Saturday, June 27, 2009
Making a Debut in the Regency
by Ann Lethbridge
Talking of debuts, my first Harlequin Historical is currently available in England. I was there earlier in the month and quite delighted to see it on the shelves.
The London Season started in March/April time and went to sometime in June. It was tied to Parliament. Each year the Queen held Presentation Drawing Rooms two or three times a week during the Season. Wives and daughters of peers, members of parliament, or the landed gentry were allowed to be formally presented at Court. For the daughter, this was called her come-out or her debut. Young men made their bows.
The picture is of a Court Dress from 1817.When the young lady in question was about 17 or 18, her mother would send in a request to the Lord Chamberlain indicating she wished her daughter to be presented. Only a lady who had herself been presented could sponsor her at the drawing room. The King and Queen did not recognize anyone who had not been presented to them.

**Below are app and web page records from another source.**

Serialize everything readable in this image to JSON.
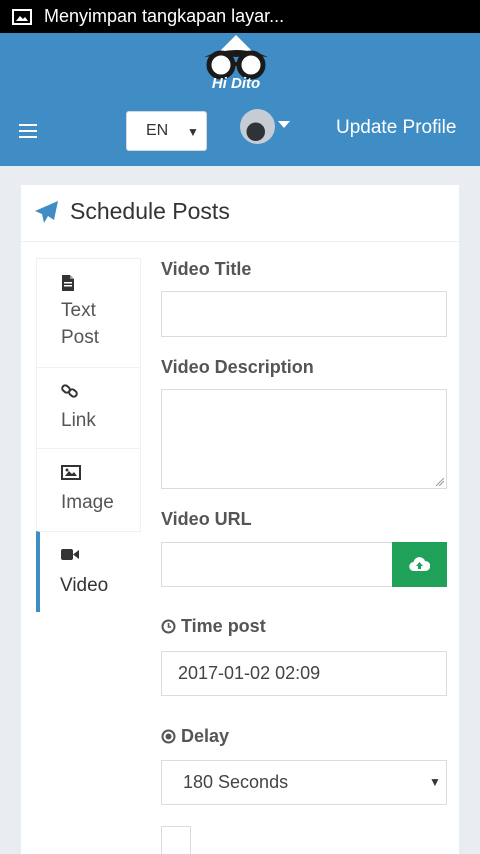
{
  "status_bar": {
    "notification_text": "Menyimpan tangkapan layar...",
    "icon": "image-icon"
  },
  "header": {
    "logo_text": "Hi Dito",
    "language": {
      "value": "EN"
    },
    "update_profile_label": "Update Profile",
    "bg_color": "#3f8dc4"
  },
  "card": {
    "title": "Schedule Posts",
    "tabs": [
      {
        "label": "Text Post",
        "icon": "document-icon"
      },
      {
        "label": "Link",
        "icon": "link-icon"
      },
      {
        "label": "Image",
        "icon": "image-icon"
      },
      {
        "label": "Video",
        "icon": "video-icon",
        "active": true
      }
    ],
    "fields": {
      "video_title_label": "Video Title",
      "video_title_value": "",
      "video_description_label": "Video Description",
      "video_description_value": "",
      "video_url_label": "Video URL",
      "video_url_value": "",
      "time_post_label": "Time post",
      "time_post_value": "2017-01-02 02:09",
      "delay_label": "Delay",
      "delay_value": "180 Seconds"
    },
    "accent_color": "#3f8dc4",
    "upload_color": "#1fa15a"
  }
}
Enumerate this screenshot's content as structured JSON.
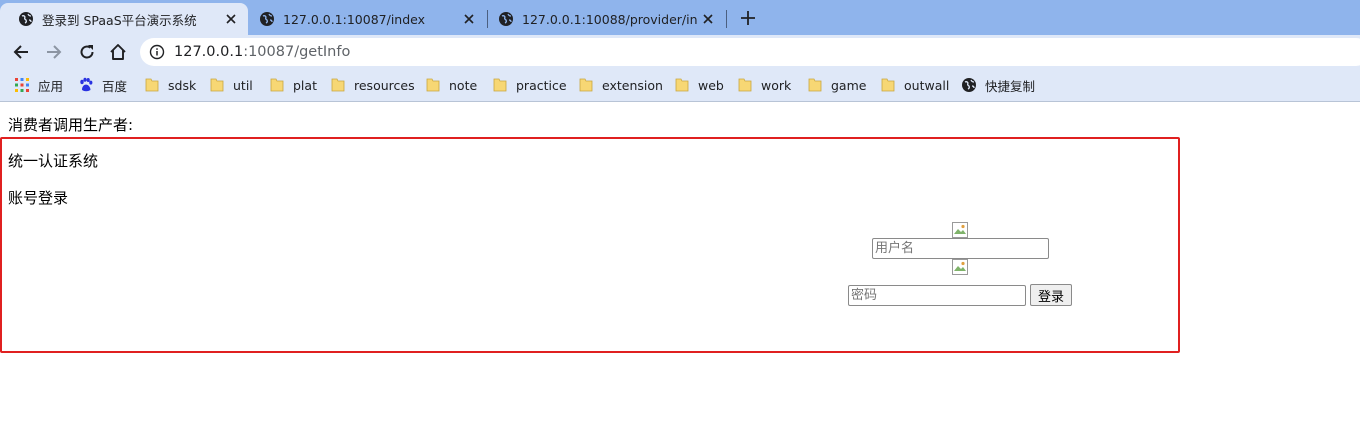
{
  "tabs": [
    {
      "title": "登录到 SPaaS平台演示系统",
      "active": true
    },
    {
      "title": "127.0.0.1:10087/index",
      "active": false
    },
    {
      "title": "127.0.0.1:10088/provider/index",
      "active": false
    }
  ],
  "address_bar": {
    "host": "127.0.0.1",
    "rest": ":10087/getInfo"
  },
  "bookmarks": [
    {
      "label": "应用",
      "icon": "apps-grid-icon"
    },
    {
      "label": "百度",
      "icon": "baidu-paw-icon"
    },
    {
      "label": "sdsk",
      "icon": "folder-icon"
    },
    {
      "label": "util",
      "icon": "folder-icon"
    },
    {
      "label": "plat",
      "icon": "folder-icon"
    },
    {
      "label": "resources",
      "icon": "folder-icon"
    },
    {
      "label": "note",
      "icon": "folder-icon"
    },
    {
      "label": "practice",
      "icon": "folder-icon"
    },
    {
      "label": "extension",
      "icon": "folder-icon"
    },
    {
      "label": "web",
      "icon": "folder-icon"
    },
    {
      "label": "work",
      "icon": "folder-icon"
    },
    {
      "label": "game",
      "icon": "folder-icon"
    },
    {
      "label": "outwall",
      "icon": "folder-icon"
    },
    {
      "label": "快捷复制",
      "icon": "globe-icon"
    }
  ],
  "page": {
    "consumer_label": "消费者调用生产者:",
    "system_title": "统一认证系统",
    "login_title": "账号登录",
    "username_placeholder": "用户名",
    "password_placeholder": "密码",
    "login_button": "登录"
  },
  "colors": {
    "tabstrip": "#8fb4ec",
    "toolbar": "#dfe8f8",
    "frame_border": "#e02020",
    "folder": "#f7d774"
  }
}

It provided the young woman with an gilt-edged entry into society. However, a young lady who had not been presented could still go to balls, routs and other entertainments, if she was invited.
Here we have a lady and gentleman in court dress for 1807.
During the Regency, the presentations took place at St. James's Palace at events called Drawing Rooms. Hoops and white feather plumes, as shown in the picture above, were required dress. After waiting for hours, and only permitted to stand in the presence of the Queen, the young lady would be announced by the Chamberlain and walked to where the Queen sat and made a deep curtsy — which had been practiced and practiced while wearing the hooped skirt. A few pleasantries were exchanged, the young woman answering any question the Queen put to her, but no more. When the Queen indicated she was dismissed, the young woman made one more deep curtsey, and then walked backwards out of the royal presence all the while praying she wouldn't trip over her train.
There were several years in which no Presentation Drawing Rooms were held during the Regency because of the King's illness. Between the King's birth day in 1810, and April 30 1812, there were no drawing rooms held. You can imagine the preparations and the requests after that length of time had passed.
So while presentation to the Queen was not required, it was certainly expected for the members of the ton.